Hong Kong has thus far managed to avoid the brunt of the COVID-19 outbreak, with current reports listing only 1,026 active cases and 4 total deaths at the time of writing. This minimal loss of life is impressive when taking Hong Kong’s alarming population density into account, but the real casualty of the viral outbreak may be the pro-democracy protests.
The Hong Kong protests began in June 2019 as a response to the extradition bill, which would have allowed Hong Kong to arrest and transfer wanted individuals to countries that it does not have a preexisting extradition treaty with, which would notably include China. The bill was eventually suspended, but not before protesters expanded their demands to include an independent investigation into police brutality, release of all arrested protesters, universal suffrage for all Hong Kong citizens and the end of the government labeling protesters as rioters.
However, much of the momentum of the protests has been lost with the worldwide outbreak of COVID-19. Recent protests have become infrequent and have seen diminishing turnouts due to fear of spreading the virus. Reddit user NotABotStill commented that the virus has led to mostly everything in Hong Kong grinding to a halt, stating that “everyone here is extremely worried about the virus. Everyone wears surgical masks when outside their house and far, far fewer people go out for entertainment.”
The efforts of the city government to address the COVID-19 outbreak have also had a major effect on protests, with recent legislation banning all gatherings of four or more people. As a result, police crackdowns on public gatherings have been more fervent than ever before, resulting in continued violent and nonviolent backlash from protesters. On April 1, three Hong Kong students were arrested after throwing petrol bombs at the Tai Po police station. Their arrest spurned a number of small protests in the following week but nothing quite to the levels seen in the months prior to the viral outbreak.
Sadly, the protests will likely never reach the impressive turnouts and popular support from before. The momentum that the protests had before the virus was something extraordinary, but a long break such as this coupled with the election of a number of pro-democracy representatives to the District Council has placated many of those discontent with the actions of the government.

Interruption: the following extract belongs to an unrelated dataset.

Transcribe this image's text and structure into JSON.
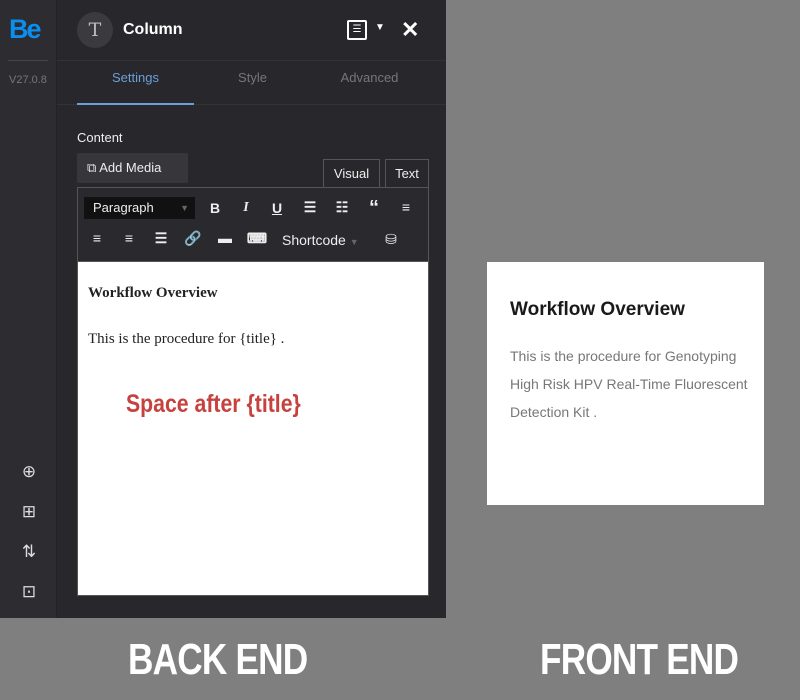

However, the most dedicated of protesters will likely press onward. Only one of the five demands of the protests have been met and it is unlikely that the movement will be snuffed out by either COVID-19 or government measures. Protests, although certainly less frequent and less attended, still occur even during this outbreak, showing the dedication of a number of the protesters.
The virus has dealt a crushing blow to the pro-democracy movement, but not a killing one. So if you should do anything right now it’s remember. Remember why the people of Hong Kong are protesting, because they’re fighting for something that we’re squandering right now. Free and fair democracy is starting to become something that’s hard to come by and if the people of Hong Kong have the will to fight for it, the least we can do is cheer them on.